# What is required
Examine the entries and show every line in which the word "arrow" is found.

# Input for this task

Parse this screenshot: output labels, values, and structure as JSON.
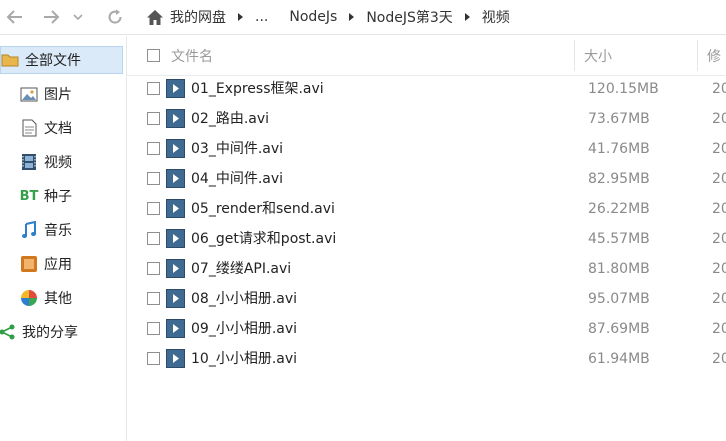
{
  "toolbar": {
    "back_icon": "arrow-left-icon",
    "forward_icon": "arrow-right-icon",
    "history_icon": "chevron-down-icon",
    "refresh_icon": "refresh-icon",
    "home_icon": "home-icon"
  },
  "breadcrumb": [
    "我的网盘",
    "...",
    "NodeJs",
    "NodeJS第3天",
    "视频"
  ],
  "sidebar": {
    "items": [
      {
        "label": "全部文件",
        "icon": "folder-icon",
        "active": true
      },
      {
        "label": "图片",
        "icon": "image-icon"
      },
      {
        "label": "文档",
        "icon": "document-icon"
      },
      {
        "label": "视频",
        "icon": "film-icon"
      },
      {
        "label": "种子",
        "icon": "bt-icon",
        "icon_text": "BT"
      },
      {
        "label": "音乐",
        "icon": "music-icon"
      },
      {
        "label": "应用",
        "icon": "app-icon"
      },
      {
        "label": "其他",
        "icon": "other-icon"
      },
      {
        "label": "我的分享",
        "icon": "share-icon"
      }
    ]
  },
  "columns": {
    "name": "文件名",
    "size": "大小",
    "modified": "修"
  },
  "files": [
    {
      "name": "01_Express框架.avi",
      "size": "120.15MB",
      "date": "20"
    },
    {
      "name": "02_路由.avi",
      "size": "73.67MB",
      "date": "20"
    },
    {
      "name": "03_中间件.avi",
      "size": "41.76MB",
      "date": "20"
    },
    {
      "name": "04_中间件.avi",
      "size": "82.95MB",
      "date": "20"
    },
    {
      "name": "05_render和send.avi",
      "size": "26.22MB",
      "date": "20"
    },
    {
      "name": "06_get请求和post.avi",
      "size": "45.57MB",
      "date": "20"
    },
    {
      "name": "07_缕缕API.avi",
      "size": "81.80MB",
      "date": "20"
    },
    {
      "name": "08_小小相册.avi",
      "size": "95.07MB",
      "date": "20"
    },
    {
      "name": "09_小小相册.avi",
      "size": "87.69MB",
      "date": "20"
    },
    {
      "name": "10_小小相册.avi",
      "size": "61.94MB",
      "date": "20"
    }
  ],
  "colors": {
    "accent": "#dbeaf8",
    "video_icon": "#3f6a92"
  }
}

# Solution
    "back_icon": "arrow-left-icon",
    "forward_icon": "arrow-right-icon",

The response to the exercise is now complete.